1. Have good, clean fun (which means nothing illegal; for instance, no alcohol, drugs, or smoking). Once you turn 21, enjoy a glass of wine or a bottle of beer if you like, but don’t get wasted. Confession time: I’ve never been drunk. Tipsy, yes. Plastered, no. It’s interesting because anytime any group of friends hears that the first thing they say is that they want to get me drunk (and this includes any church groups I’ve been part of). Even as an adult, I’ve been pressured to give in and get bombed, but you know what, I don’t need to. I honestly believe that I can have fun, a better time even, when sober. Sure, I enjoy having a drink every once in a while; it’s relaxing and lowers inhibitions, but I still know who I am, what I believe, what I am doing, and why I am doing it. Plus, I won’t be the one sick and hung over the next morning, wasting that fresh day.
 2. Stay safe (which means to only go places with friends you can trust, always stay with your group, don’t even go to the bathroom alone, never take drinks from anyone, and never set your drink down unattended and then drink out of it).
3. Stay healthy (which means to take care of yourself on a regular basis, get enough sleep on a weekly basis, eat healthy overall, take good vitamins, etc.). The important thing is what you do most of the time; set a strong foundation for yourself and your world.
4. Always remember who you are and what you believe in. I am a woman of worth and strength and integrity. Say it! Remind yourself every day. When you operate from that truth, then you will try new things and live a courageous and incredible life; however, you will not be swayed by peer pressure or societal expectations or anything other than the truth that you stand on. Along with that comes trusting your instincts.
But whatever you do, be bold, live, and have smart fun! As Eleanor Roosevelt said, “Life must be lived and curiosity kept alive. One must never, for whatever reason, turn [her] back on life.”
A friend mentioned that I should share the “smart fun” idea with others through my blog, hence this post. J Do you do something similar with your teens or have other similar ideas that work well? I would love to hear your thoughts!

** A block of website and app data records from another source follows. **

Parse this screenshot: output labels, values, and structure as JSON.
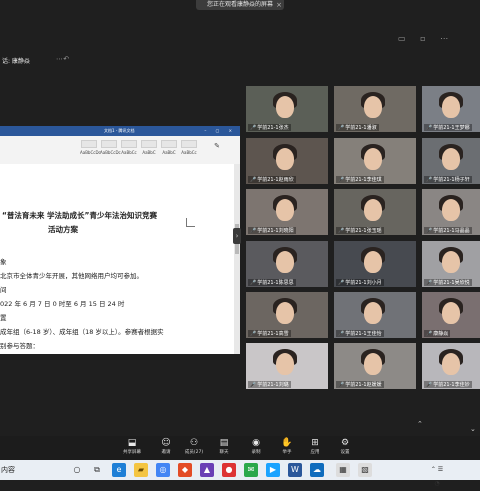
{
  "banner": {
    "text": "您正在观看康静焱的屏幕",
    "close": "×"
  },
  "sharer": {
    "label": "话: 康静焱"
  },
  "document": {
    "window_title": "文档1 - 腾讯文档",
    "ribbon_items": [
      "AaBbCcDc",
      "AaBbCcDc",
      "AaBbCc",
      "AaBbC",
      "AaBbC",
      "AaBbCc"
    ],
    "lines": {
      "title1": "“普法育未来 学法助成长”青少年法治知识竞赛",
      "title2": "活动方案",
      "l1": "象",
      "l2": "北京市全体青少年开展，其他网络用户均可参加。",
      "l3": "间",
      "l4": "022 年 6 月 7 日 0 时至 6 月 15 日 24 时",
      "l5": "置",
      "l6": "成年组（6-18 岁）、成年组（18 岁以上）。参赛者根据实",
      "l7": "别参与答题："
    }
  },
  "participants": [
    {
      "name": "学前21-1张杰"
    },
    {
      "name": "学前21-1潘淑"
    },
    {
      "name": "学前21-1王梦娜"
    },
    {
      "name": "学前21-1赵雨欣"
    },
    {
      "name": "学前21-1李佳琪"
    },
    {
      "name": "学前21-1杨子轩"
    },
    {
      "name": "学前21-1刘晓阳"
    },
    {
      "name": "学前21-1张玉瑶"
    },
    {
      "name": "学前21-1马晶晶"
    },
    {
      "name": "学前21-1陈思思"
    },
    {
      "name": "学前21-1刘小月"
    },
    {
      "name": "学前21-1吴欣悦"
    },
    {
      "name": "学前21-1高雪"
    },
    {
      "name": "学前21-1王佳怡"
    },
    {
      "name": "康静焱"
    },
    {
      "name": "学前21-1刘璐"
    },
    {
      "name": "学前21-1赵媛媛"
    },
    {
      "name": "学前21-1李佳妙"
    }
  ],
  "toolbar": {
    "items": [
      {
        "label": "共享屏幕",
        "icon": "share-screen-icon"
      },
      {
        "label": "邀请",
        "icon": "invite-icon"
      },
      {
        "label": "成员(27)",
        "icon": "members-icon"
      },
      {
        "label": "聊天",
        "icon": "chat-icon"
      },
      {
        "label": "录制",
        "icon": "record-icon"
      },
      {
        "label": "举手",
        "icon": "raise-hand-icon"
      },
      {
        "label": "应用",
        "icon": "apps-icon"
      },
      {
        "label": "设置",
        "icon": "settings-icon"
      }
    ]
  },
  "taskbar": {
    "search_text": "内容"
  },
  "colors": {
    "accent": "#2b579a",
    "background": "#1f1f1f",
    "toolbar": "#1c1c1c"
  }
}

  1. Your daughters are indeed beautiful, wonderful, talented, smart, and a joy to be around!

  2. Thanks Rachel, for those clearly articulated 2 lists that I Word-edited to print in 2 sheets. That's what I've been saying and thinking while its falling on deaf ears of a headstrong, invisible teen. Now it's written & posted for all to see. Great picture of Lexi. Miss you!

    1. I hope it helps you, Heather. The teen years aren't, yes, but not easy, especially doing it alone. Hugs!